Bidstack, the leading in-game advertising platform, who serves real world ads either programmatically or directly into the gaming environment, were the tech provider behind the DiRT Rally 2.0 campaign. Their CEO/Founder, James Draper recently told CNBC “The biggest change in how technology will be used post-pandemic is in the take up of esports by sports broadcasters. Esports is a growing area but the current crisis has highlighted the importance of accelerating its adoption for athletes, sporting organizations, teams and commercial rights holders.”

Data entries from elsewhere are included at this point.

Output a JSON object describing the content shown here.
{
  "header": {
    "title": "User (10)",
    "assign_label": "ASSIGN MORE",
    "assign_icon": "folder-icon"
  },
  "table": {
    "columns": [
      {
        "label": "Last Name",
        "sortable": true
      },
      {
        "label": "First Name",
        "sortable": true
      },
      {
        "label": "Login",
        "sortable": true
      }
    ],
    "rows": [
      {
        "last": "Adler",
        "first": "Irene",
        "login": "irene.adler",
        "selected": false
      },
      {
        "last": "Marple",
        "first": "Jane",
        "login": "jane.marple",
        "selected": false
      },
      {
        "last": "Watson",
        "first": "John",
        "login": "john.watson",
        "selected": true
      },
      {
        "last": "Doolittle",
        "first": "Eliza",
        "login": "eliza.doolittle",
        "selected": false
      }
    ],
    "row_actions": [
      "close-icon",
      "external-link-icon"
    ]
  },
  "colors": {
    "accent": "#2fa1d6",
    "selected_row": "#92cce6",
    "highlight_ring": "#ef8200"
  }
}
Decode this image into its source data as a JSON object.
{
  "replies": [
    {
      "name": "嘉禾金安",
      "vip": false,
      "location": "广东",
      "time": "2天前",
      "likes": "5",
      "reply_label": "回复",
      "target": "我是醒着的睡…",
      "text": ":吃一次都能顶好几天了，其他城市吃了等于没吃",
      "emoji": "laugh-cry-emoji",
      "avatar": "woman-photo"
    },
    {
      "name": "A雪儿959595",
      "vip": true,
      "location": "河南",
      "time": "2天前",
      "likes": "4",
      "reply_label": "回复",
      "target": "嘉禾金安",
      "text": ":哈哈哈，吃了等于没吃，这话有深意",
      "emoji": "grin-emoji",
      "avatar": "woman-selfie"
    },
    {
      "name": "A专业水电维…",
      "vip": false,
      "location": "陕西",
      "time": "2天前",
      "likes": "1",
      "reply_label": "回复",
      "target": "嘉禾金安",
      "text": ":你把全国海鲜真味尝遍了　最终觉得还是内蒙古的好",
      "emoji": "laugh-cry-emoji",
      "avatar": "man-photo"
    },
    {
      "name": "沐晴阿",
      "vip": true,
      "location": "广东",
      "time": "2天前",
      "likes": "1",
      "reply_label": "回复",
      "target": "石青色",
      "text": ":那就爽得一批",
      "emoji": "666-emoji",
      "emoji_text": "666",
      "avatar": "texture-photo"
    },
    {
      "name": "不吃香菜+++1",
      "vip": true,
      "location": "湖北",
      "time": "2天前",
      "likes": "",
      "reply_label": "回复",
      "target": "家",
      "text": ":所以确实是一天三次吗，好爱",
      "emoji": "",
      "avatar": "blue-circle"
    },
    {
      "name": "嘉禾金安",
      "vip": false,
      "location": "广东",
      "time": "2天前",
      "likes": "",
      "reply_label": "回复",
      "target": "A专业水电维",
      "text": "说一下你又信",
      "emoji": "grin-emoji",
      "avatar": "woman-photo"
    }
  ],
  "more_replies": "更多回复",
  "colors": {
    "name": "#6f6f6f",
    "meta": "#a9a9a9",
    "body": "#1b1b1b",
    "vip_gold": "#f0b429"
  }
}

So without doubt esports and gaming offer great opportunity for brands, particularly those aimed at a younger demographic. However, a few words of warning. The cancellation of all major sporting events will definitely increase demand for esports and raise its profile in the medium term, but many esports companies will now be struggling to survive without their income from their physical events. Clearly this is true of many companies in all sectors, not just esports. My instinct is if your target audience overlaps with the gaming demographic you need to get involved somehow, but maybe start small and tread carefully.
Even the big four consultancies are now taking esports seriously. Andy Fahey of PwC told me:
“The big question is what comes next? How can esports build on its fortuitous moment in the sun? It is likely given its enhanced profile over these challenging times, when mainstream media and traditional sports markets resume, enough doors have been opened and credibility displayed, that higher levels of investment will flood through the esports market. This in turn will then see accelerated growth levels over the next 12 months”.
Mark Reed, CEO of WPP, said recently that the result of COVID-19 on the advertising world was “to accelerate the shift towards digital, so that 10 years of innovation is happening within four weeks.” And this is especially true of esports and its importance when trying to reach the increasingly unreachable younger audiences.
Stay safe. Play Computer Games. Listen to Podcasts.